**of the units rod are the**

*right side***decimal places**.

### Reading the Abacus

*On the units rods***1 earth bead** raised to the reckoning bar means **1**.**2 earth beads** raised to the reckoning bar means **2**.**A heavenly bead** lowered to the reckoning bar means **5**.

And so on and so forth.

*On the tens digit***1 earth bead** raised to the reckoning bar means **10**.**3 earth beads** raised to the reckoning bar means **30**.**A heavenly bead** lowered to the reckoning bar means **50**.

And so on and so forth.

*On more than 2 rods***A heavenly bead** lowered to the reckoning bar on the **third rod to the left**,**4 earth beads** raised to the reckoning bar on the **second rod to the left**,**0 earth bead** is raised to the reckoning bar on the **units rod**,**3 earth beads** raised to the reckoning bar on the **first rod to the right**,**A heavenly bead** lowered to the reckoning bar on the **second rod to the right**,

Means you have **540.35**!

the Japanese abacus illustrating numbers 1 to 9 from right to left

Photo: Wikimedia Commons

## The Mental Calculation

In abacus classes, once the students had learned the basics of using the abacus, they will be taught to calculate without it! That's right; they will be given long lists of numbers to be added or subtracted, or large digits to be multiplied or divided using only their imaginary abacus.
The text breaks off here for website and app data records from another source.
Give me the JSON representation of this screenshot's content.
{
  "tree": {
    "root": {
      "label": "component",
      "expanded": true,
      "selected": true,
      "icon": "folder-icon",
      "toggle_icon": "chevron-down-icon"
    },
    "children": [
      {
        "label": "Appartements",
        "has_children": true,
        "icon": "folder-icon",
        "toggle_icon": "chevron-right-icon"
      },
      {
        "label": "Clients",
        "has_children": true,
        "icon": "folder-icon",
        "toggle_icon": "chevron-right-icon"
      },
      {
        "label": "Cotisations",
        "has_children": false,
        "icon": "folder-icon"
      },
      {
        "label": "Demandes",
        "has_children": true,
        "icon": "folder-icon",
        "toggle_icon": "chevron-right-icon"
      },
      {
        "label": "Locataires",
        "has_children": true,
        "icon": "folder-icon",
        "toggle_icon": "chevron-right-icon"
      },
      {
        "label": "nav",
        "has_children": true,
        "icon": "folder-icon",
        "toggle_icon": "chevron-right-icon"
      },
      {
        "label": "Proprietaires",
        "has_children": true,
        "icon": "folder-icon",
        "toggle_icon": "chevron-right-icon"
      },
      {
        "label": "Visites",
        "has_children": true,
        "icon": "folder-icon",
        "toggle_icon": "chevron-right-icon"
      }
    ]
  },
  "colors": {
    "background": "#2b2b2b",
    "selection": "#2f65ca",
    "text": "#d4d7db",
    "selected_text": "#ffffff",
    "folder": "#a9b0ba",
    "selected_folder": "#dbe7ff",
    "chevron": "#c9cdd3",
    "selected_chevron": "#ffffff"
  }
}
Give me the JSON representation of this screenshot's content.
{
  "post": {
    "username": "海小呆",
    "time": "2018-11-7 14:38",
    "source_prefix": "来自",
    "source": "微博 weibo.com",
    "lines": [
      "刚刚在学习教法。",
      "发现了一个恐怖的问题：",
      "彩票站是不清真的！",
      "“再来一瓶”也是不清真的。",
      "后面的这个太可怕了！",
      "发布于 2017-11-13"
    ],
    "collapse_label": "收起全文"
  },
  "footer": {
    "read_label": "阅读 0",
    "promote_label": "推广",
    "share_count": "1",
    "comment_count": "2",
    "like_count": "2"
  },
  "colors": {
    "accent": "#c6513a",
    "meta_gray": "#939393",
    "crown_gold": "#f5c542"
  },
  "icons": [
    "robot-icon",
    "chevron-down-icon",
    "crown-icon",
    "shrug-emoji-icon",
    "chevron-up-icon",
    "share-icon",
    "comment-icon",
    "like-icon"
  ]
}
With the present structure of the Japanese abacus, it's "easier" for abacists to visualize the single row of heavenly beads and four rows of earth beads. This is known as ** anzan** in Japanese and

**in Chinese. Beginners can learn adding and subtracting mentally. However, multiplying large digits is very difficult for beginners and needs more training. As of this writing, only one person can do mental multiplication of two 7-digit numbers.**

*xin suan*## Watch this amazing video

**© Rainy Kua 2014. All Rights Reserved.**

## Comments

Add a new comment - No HTMLYou must be logged in and verified to post a comment. Please log in or sign up to comment.